There is another account of hell described by St. Teresa of Avila, the great reformer of the Carmelites in the 16th Century. Here is what she writes in the 32nd chapter of her life: “While I was in prayer one day, I suddenly found that, without knowing how, I had seemingly gone down to hell. … My bodily pains were unbearable, and I saw that they would go on without end. This was nothing next to my soul’s agony, a constriction, a suffocation, an affliction with such a despairing and tormenting unhappiness that I don’t know how to word it strongly enough. I was left terrified, and still am now in writing about this almost six years later. From this experience also flow my great impulses to help souls … It seems to me that in order to save even one [soul] from such appalling torments I would suffer many deaths very willingly.”5
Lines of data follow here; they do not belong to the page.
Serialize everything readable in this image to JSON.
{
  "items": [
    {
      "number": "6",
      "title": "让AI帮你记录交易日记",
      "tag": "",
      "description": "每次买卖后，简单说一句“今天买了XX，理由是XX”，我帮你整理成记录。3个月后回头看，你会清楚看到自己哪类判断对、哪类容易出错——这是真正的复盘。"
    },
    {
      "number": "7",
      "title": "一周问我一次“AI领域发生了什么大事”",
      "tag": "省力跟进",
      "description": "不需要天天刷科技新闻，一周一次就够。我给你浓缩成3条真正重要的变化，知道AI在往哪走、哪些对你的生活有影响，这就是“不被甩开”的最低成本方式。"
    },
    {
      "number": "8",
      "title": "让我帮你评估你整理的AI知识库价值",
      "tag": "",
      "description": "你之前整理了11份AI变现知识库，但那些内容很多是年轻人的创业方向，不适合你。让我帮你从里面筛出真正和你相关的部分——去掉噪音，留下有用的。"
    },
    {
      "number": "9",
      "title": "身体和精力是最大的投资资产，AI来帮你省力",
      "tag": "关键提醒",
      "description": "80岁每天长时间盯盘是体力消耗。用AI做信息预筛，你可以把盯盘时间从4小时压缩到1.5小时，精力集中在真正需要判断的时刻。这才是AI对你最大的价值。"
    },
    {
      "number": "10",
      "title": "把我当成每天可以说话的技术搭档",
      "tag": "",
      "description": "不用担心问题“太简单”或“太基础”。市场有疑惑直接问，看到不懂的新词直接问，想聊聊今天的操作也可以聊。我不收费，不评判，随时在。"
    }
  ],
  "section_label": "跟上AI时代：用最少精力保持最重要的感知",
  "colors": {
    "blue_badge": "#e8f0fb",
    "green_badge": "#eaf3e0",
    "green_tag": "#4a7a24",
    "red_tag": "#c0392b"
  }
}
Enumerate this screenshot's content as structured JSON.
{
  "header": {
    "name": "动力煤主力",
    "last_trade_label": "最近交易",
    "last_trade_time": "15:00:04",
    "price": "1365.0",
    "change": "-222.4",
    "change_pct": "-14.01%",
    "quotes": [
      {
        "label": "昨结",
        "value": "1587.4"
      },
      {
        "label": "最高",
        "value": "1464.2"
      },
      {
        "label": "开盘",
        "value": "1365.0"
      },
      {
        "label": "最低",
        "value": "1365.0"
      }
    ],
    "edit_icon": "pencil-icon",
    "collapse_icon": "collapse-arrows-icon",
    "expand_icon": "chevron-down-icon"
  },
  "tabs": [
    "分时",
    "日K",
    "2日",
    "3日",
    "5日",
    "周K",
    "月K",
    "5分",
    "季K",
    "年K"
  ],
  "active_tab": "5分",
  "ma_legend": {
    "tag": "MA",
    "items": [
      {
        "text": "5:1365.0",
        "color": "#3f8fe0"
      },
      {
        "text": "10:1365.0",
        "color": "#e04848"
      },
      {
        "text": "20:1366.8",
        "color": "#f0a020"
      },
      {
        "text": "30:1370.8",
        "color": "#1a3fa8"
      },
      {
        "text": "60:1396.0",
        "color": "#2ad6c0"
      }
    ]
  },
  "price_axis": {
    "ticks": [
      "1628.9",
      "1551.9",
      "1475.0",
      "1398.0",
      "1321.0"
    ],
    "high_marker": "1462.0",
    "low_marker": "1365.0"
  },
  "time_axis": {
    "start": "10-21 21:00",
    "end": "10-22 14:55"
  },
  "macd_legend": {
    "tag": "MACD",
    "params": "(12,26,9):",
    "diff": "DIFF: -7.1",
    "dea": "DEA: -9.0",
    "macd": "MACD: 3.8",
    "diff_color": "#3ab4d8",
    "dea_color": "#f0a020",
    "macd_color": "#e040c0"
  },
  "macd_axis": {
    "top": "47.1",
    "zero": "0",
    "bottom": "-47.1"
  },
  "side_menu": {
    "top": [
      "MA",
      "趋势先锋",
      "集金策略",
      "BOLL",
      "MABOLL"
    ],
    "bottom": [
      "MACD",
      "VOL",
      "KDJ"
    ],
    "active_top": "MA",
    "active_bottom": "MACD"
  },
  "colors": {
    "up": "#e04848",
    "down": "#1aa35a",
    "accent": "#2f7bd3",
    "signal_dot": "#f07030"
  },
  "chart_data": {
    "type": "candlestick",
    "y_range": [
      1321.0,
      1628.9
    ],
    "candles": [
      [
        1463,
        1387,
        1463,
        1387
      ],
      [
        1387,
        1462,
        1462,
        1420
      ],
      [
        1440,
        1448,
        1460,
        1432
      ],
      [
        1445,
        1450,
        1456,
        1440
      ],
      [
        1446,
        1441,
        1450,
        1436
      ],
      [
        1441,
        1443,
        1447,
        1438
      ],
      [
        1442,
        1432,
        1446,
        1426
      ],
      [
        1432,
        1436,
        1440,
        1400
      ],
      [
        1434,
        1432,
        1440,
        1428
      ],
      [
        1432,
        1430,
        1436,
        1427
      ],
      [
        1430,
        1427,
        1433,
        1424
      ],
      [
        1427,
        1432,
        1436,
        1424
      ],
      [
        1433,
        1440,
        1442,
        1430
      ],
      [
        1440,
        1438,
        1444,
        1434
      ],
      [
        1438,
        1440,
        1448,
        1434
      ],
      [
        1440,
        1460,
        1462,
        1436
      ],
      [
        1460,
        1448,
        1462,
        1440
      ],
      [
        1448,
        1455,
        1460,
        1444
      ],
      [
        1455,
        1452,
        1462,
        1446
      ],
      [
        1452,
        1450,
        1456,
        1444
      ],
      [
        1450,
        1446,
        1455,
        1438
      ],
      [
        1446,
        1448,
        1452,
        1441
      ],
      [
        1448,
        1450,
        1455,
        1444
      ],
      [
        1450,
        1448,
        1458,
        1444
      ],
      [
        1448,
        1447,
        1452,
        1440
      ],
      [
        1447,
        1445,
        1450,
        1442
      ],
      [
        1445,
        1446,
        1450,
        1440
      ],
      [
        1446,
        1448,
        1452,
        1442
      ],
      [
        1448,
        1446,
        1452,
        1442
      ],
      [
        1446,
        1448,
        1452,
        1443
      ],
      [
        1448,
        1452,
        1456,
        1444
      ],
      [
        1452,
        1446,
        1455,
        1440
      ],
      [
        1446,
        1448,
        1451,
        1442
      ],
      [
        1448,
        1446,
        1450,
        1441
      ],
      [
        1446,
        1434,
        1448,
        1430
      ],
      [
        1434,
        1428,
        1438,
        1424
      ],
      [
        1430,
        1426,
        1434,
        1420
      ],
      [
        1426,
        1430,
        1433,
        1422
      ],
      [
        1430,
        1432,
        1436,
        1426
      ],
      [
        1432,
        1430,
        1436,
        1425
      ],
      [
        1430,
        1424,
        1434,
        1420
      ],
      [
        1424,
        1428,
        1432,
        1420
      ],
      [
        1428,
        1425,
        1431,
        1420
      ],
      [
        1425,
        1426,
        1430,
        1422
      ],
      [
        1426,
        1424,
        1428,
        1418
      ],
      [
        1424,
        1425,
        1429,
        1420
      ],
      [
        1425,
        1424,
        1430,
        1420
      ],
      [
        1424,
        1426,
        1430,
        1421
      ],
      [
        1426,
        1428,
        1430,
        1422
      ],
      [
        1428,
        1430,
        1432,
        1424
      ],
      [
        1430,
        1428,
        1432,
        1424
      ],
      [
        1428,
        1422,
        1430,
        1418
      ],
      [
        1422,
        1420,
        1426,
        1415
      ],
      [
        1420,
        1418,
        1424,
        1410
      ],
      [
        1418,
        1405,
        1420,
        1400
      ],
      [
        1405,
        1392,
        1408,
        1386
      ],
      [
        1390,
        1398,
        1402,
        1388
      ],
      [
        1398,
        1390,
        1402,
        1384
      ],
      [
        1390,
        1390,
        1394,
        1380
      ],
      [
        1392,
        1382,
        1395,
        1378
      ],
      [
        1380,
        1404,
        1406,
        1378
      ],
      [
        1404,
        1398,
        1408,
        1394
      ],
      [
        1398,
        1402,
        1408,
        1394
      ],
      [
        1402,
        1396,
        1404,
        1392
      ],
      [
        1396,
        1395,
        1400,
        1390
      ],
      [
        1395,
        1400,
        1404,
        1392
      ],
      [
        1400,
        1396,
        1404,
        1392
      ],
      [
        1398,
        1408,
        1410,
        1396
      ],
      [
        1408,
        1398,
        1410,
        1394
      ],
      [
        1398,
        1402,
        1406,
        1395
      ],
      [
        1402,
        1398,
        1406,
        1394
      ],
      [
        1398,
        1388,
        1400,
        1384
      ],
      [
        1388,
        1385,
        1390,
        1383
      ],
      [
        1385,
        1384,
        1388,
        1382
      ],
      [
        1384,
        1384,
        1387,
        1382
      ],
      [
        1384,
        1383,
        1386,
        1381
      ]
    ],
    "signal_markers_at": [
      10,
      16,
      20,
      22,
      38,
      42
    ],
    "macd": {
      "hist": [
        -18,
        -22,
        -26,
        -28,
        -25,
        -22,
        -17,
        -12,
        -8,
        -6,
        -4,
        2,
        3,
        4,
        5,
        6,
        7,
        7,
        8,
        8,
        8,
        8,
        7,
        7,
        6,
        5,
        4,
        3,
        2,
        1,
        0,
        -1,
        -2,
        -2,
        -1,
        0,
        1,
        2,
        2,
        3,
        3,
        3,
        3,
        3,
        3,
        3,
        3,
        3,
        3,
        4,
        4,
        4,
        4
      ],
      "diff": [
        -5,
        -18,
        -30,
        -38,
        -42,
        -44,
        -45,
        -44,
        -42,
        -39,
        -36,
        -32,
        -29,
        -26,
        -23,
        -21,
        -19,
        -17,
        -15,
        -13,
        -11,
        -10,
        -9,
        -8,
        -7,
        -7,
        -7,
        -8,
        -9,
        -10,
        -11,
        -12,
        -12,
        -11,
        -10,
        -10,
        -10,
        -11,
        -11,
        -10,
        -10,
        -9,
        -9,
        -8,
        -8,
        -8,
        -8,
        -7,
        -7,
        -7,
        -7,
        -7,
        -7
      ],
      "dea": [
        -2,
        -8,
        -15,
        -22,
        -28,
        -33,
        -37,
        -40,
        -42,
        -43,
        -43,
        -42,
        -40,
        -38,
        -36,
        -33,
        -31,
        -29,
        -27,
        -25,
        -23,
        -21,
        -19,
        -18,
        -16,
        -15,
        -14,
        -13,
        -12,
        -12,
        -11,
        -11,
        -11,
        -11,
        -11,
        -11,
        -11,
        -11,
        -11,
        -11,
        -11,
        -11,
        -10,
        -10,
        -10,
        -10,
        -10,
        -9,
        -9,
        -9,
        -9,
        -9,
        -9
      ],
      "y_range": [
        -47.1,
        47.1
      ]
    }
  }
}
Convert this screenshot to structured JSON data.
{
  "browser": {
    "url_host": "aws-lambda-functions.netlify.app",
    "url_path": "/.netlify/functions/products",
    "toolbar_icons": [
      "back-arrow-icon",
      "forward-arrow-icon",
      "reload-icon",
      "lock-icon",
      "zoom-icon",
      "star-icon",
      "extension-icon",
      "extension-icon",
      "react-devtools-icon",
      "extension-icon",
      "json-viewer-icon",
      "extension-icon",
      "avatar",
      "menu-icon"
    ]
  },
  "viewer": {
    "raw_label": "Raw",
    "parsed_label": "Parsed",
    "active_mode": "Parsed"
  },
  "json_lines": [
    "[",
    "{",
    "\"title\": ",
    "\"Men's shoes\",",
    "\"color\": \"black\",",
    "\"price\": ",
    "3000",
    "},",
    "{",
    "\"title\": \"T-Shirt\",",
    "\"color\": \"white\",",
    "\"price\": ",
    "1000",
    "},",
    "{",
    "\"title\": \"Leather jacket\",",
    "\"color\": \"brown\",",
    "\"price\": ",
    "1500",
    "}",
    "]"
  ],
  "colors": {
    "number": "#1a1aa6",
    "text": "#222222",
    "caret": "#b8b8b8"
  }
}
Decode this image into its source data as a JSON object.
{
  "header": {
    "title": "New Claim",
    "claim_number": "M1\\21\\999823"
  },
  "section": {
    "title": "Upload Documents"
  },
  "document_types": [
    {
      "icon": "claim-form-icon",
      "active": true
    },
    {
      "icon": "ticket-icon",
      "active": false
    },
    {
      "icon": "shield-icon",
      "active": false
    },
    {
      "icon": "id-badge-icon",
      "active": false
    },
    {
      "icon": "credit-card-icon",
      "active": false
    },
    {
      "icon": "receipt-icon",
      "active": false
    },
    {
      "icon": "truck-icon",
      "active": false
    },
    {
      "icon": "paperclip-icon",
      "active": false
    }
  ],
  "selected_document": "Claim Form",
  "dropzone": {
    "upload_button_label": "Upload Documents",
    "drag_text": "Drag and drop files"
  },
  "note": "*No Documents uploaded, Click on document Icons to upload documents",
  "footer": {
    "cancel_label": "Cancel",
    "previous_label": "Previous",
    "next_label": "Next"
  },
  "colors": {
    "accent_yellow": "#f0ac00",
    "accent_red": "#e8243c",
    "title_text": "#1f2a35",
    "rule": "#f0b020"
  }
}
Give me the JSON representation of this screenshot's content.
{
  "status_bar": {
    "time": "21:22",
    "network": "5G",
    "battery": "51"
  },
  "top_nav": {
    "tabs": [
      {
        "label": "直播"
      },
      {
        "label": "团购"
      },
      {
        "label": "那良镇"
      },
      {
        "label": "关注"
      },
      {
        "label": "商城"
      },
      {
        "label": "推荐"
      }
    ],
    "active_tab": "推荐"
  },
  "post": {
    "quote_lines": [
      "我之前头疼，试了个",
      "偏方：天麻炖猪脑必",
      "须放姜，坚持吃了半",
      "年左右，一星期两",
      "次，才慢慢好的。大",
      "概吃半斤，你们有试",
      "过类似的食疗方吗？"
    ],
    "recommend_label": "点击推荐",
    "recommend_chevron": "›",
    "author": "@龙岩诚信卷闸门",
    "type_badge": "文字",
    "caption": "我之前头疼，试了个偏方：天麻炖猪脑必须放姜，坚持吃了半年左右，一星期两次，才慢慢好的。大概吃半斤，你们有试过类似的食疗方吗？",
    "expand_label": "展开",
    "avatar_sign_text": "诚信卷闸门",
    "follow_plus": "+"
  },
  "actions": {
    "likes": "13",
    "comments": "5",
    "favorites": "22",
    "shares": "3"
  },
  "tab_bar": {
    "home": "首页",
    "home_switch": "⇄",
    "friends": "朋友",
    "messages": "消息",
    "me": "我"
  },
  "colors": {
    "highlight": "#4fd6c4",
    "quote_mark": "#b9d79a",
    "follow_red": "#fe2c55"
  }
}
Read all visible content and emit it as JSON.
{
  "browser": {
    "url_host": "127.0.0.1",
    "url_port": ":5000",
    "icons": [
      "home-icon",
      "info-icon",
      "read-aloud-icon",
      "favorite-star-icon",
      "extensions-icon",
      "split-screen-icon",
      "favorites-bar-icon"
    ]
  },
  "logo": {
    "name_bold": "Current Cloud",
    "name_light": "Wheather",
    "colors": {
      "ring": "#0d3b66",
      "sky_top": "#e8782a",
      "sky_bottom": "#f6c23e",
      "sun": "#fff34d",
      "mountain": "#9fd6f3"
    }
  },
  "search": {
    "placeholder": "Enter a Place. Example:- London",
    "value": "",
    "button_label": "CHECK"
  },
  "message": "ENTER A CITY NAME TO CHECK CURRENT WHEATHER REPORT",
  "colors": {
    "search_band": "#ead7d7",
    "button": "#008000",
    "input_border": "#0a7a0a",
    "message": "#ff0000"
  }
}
We are a happy people! We have life and freedom, we eat and sleep, we work and play, we talk and laugh. We love God and our neighbor. But in our happiness we need to have that good and holy fear of hell that Jesus warned us about when he said, “They will be thrown into the outer darkness; there people will weep and gnash their teeth” (Mt. 8:12).
But fear should not lead us to despair. Many stories in the Gospels teach us how willing God is to forgive sins and save us from hell. Like the parables of the prodigal son who was embraced by his father, and the tax collector who prayed, “God be merciful to me a sinner,” and was forgiven, and the story of the good thief who heard Jesus say, “Today you will be with me in Paradise.”
With so much mercy how is it possible, then, for anyone to die unforgiven and go to hell? St. Bernard teaches that it is because of stubbornness in evil. In St. Bernard’s sermon on Conversion6, he describes three steps in the hardening of our hearts: first, the devil tempts us to shut our eyes to our own frailty, making it easy to fall; second, he tempts us to deny our sinfulness after a fall, so that we will not confess it; and third, he tempts us to stubbornly continue repeating our sins. Stubbornness in this life becomes eternal stubbornness in hell. Stubbornness is our greatest danger. It is a lot easier to stubbornly persist in sin if the reality of hell is denied altogether. Disbelief, denial of hell’s existence, leads to presumption, into thinking that all sins are forgiven even without repentance.
How can we help one another to avoid hell? By loving Christ and one another, especially by receiving the Eucharist together as often as possible. By being quick to repent and confess our sins so that the devil’s stubbornness cannot take hold of us. And by praying for perseverance. Every repetition of a Hail Mary in the Rosary is a prayer to persevere in grace, now and at the hour of our death. If we do this we will hear the Lord say to us what was written by the prophet Isaiah: “Thus says the Lord who created you: ‘Fear not, for I have redeemed you; I have called you by name, you are mine. … You are precious in my eyes, and honored, and I love you,'” (Isaiah 43:1-4).
1. William Thomas Walsh, Our Lady of Fatima, Doubleday Image Book, 1947, p. 81.
2. Sr. Lucia, Fatima in Lucia’s Own Words, Ravengate Press, Cambridge, MA, 1976, p. 109.
3. St. Bernard, Commentary on Song of Songs, Cistercian Fathers Series, #4, Spencer, MA, p. 120
4. St. Bernard, Miscellaneous Sermons #12
5. St. Teresa of Avila, The Collected Works vol. 1, ICS Publications, Washington, D.C. p. 213
6. St. Bernard, On Conversion, Commentary of Psalm 90, Cistercian Fathers Series, #25, 204f